South African native bears crimson orange flowers on top of arching stems
Flaunting sprays of splashy flowers in a range of fiery shades over sword-shaped leaves, Crocosmia and its hybrids are summer show-offs. Native to southern Africa, these perennials, which grow from corms, thrive in well-drained soil amended with compost. They can get by on little water but do best if given regular irrigation during growth and bloom. In the hottest climates, they need partial shade.
The original hybrid is Crocosmia x crocosmiiflora, commonly called montbretia, which bears crimson-orange flowers, 1½ to 2 inches across, over 2- to 3-foot plants. Among the many other hybrids is 'Lucifer' (bright red flowers on 4-ft. plants) The species C. masoniorum bears flaming orange to scarlet-orange flowers on top of arching stems.

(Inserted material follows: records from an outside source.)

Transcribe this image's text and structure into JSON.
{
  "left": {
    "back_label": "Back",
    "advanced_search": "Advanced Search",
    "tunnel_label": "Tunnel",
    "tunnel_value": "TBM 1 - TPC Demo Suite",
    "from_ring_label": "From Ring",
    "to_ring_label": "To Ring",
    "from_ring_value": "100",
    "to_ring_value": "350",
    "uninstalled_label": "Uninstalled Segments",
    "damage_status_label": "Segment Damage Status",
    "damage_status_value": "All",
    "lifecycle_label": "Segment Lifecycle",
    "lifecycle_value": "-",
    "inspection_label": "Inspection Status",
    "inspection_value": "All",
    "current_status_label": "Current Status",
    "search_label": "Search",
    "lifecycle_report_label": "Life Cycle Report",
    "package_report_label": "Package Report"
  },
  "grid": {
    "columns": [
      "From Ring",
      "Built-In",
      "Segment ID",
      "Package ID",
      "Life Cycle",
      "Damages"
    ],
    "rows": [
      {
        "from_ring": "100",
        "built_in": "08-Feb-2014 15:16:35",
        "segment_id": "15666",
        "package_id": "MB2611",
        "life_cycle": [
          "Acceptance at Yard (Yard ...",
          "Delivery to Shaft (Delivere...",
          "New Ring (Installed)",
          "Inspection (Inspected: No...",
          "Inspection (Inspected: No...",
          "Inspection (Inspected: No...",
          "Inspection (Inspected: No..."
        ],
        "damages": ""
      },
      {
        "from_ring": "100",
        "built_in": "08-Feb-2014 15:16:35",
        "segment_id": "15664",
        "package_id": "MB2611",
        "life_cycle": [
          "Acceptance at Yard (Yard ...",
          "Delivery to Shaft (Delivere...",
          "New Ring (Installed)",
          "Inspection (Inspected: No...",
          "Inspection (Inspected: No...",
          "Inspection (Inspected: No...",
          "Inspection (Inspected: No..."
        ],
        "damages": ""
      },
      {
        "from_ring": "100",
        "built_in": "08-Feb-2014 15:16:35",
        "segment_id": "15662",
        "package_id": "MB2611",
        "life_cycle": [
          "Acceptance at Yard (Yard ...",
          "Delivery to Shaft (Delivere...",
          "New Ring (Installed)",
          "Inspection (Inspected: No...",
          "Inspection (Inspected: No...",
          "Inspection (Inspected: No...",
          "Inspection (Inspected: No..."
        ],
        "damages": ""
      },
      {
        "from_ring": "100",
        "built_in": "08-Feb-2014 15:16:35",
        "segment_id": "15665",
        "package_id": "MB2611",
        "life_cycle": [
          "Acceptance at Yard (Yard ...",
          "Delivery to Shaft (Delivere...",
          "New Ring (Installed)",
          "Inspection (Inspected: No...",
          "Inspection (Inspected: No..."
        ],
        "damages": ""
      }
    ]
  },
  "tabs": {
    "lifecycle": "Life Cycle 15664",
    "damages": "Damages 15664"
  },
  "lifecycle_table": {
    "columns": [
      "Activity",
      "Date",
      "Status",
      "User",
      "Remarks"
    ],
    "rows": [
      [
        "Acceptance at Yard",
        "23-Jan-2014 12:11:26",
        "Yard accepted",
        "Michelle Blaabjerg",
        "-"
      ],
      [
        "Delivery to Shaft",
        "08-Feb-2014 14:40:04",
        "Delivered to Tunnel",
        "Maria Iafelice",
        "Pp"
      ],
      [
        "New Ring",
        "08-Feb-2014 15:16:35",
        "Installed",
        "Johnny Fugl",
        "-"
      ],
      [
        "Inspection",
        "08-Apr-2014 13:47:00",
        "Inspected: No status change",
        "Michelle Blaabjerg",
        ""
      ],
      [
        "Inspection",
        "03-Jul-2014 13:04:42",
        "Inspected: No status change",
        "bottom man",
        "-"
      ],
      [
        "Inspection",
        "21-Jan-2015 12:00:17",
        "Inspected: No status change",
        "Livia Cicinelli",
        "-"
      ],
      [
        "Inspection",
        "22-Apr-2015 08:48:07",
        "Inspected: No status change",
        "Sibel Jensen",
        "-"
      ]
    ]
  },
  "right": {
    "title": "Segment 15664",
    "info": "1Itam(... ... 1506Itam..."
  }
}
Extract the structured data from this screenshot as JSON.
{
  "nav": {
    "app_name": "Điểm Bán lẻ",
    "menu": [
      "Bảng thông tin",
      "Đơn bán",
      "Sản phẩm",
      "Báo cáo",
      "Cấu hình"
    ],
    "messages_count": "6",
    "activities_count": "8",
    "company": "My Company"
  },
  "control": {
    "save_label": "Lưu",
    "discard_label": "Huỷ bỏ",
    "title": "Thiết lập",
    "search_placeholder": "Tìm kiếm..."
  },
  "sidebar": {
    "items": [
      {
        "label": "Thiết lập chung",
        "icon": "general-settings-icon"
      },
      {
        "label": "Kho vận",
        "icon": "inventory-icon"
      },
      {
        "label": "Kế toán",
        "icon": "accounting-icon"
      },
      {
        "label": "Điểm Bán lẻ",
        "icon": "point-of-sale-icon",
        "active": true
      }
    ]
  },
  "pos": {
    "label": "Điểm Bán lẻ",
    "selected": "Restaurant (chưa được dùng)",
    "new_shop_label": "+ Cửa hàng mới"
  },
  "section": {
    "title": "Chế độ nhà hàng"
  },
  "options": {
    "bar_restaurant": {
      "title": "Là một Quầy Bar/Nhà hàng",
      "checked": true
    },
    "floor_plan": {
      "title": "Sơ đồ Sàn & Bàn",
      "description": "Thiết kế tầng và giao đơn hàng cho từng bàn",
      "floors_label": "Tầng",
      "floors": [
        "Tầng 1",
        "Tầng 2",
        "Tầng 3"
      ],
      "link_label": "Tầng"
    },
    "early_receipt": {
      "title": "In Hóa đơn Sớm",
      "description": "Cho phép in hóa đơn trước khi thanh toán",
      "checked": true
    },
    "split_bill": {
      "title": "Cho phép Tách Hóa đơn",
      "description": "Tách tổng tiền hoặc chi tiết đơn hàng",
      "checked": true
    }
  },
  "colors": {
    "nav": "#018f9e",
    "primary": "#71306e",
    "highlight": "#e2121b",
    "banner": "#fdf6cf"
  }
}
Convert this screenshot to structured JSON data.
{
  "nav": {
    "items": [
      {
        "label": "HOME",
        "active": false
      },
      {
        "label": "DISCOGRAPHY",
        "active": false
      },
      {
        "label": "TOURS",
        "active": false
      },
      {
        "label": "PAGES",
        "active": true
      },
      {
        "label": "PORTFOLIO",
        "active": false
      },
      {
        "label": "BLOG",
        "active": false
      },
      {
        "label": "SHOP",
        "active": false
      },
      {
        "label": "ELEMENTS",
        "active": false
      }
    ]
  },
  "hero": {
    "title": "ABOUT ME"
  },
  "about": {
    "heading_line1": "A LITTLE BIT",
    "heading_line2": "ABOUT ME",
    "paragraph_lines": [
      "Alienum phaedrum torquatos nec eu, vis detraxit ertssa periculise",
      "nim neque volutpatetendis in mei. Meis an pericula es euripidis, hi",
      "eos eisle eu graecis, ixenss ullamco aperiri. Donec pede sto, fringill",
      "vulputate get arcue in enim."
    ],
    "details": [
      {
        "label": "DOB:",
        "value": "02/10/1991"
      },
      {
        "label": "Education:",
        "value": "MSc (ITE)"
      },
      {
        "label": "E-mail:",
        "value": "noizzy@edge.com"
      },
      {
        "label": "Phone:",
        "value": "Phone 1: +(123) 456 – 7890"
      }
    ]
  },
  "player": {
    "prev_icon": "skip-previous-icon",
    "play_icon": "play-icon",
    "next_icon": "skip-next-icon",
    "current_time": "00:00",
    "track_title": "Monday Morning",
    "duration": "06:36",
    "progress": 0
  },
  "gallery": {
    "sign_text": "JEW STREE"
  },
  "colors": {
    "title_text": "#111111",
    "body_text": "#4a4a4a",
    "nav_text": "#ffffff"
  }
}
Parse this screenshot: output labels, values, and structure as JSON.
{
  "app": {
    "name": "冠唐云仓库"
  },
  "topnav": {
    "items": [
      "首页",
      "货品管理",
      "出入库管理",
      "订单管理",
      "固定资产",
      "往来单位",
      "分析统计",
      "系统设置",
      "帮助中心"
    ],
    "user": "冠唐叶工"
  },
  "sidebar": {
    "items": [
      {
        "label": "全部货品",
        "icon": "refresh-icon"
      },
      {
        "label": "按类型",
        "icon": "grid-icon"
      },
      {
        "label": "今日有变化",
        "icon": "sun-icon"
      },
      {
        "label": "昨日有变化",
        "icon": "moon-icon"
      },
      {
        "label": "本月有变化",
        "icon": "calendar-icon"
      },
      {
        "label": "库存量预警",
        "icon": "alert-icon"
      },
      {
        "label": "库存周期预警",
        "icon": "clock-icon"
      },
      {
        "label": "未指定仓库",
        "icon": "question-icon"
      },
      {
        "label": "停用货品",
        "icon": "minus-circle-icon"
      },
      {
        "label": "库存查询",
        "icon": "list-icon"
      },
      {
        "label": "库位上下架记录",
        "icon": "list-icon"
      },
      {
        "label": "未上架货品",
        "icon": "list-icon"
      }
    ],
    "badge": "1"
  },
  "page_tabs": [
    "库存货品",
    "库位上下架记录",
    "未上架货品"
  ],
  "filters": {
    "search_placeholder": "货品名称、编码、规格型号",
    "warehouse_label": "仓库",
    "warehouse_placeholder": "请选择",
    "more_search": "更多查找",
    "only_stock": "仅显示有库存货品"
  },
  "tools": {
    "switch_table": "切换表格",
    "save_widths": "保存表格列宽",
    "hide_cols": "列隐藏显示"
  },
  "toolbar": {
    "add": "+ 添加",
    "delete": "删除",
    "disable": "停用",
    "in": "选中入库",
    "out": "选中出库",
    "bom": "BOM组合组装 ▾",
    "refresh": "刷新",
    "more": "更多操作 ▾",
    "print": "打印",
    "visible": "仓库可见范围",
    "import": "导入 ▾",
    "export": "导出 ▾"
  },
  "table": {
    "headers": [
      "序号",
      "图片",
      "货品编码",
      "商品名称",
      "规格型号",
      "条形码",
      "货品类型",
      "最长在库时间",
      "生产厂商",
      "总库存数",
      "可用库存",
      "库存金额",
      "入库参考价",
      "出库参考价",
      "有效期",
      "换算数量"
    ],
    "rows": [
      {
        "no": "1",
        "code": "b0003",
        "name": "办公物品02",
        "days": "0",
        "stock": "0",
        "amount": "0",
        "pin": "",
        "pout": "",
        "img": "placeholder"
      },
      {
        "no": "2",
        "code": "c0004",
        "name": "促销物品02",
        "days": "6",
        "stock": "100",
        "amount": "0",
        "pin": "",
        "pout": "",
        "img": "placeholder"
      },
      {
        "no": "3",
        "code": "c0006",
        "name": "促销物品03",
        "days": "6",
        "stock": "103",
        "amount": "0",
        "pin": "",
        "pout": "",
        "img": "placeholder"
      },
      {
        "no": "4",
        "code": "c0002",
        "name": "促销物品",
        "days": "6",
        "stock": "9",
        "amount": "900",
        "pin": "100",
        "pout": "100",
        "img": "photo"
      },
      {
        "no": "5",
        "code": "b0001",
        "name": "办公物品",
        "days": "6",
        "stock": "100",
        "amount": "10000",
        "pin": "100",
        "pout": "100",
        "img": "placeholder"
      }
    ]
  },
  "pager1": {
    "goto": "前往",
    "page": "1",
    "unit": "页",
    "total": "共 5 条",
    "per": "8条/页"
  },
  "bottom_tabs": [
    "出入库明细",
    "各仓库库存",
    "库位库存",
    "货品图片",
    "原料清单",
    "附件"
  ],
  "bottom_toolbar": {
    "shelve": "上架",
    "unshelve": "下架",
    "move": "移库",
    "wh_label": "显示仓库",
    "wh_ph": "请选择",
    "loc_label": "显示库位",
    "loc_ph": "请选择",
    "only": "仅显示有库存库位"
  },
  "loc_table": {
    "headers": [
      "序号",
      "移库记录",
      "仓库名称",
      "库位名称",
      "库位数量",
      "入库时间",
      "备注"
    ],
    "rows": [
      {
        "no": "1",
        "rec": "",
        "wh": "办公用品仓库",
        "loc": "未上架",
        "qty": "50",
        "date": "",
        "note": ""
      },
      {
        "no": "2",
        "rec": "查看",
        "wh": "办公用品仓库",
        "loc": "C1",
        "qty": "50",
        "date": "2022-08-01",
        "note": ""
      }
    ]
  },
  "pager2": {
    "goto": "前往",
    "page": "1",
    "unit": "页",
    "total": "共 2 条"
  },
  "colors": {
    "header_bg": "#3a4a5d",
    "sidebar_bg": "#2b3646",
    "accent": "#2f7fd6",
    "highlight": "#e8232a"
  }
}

If you want to try growing Crocosmia in cold climates (where temperatures fall below 10° and the ground freezes), you'll need to dig up corms every fall; store in a frost-free place for winter, and replant in spring.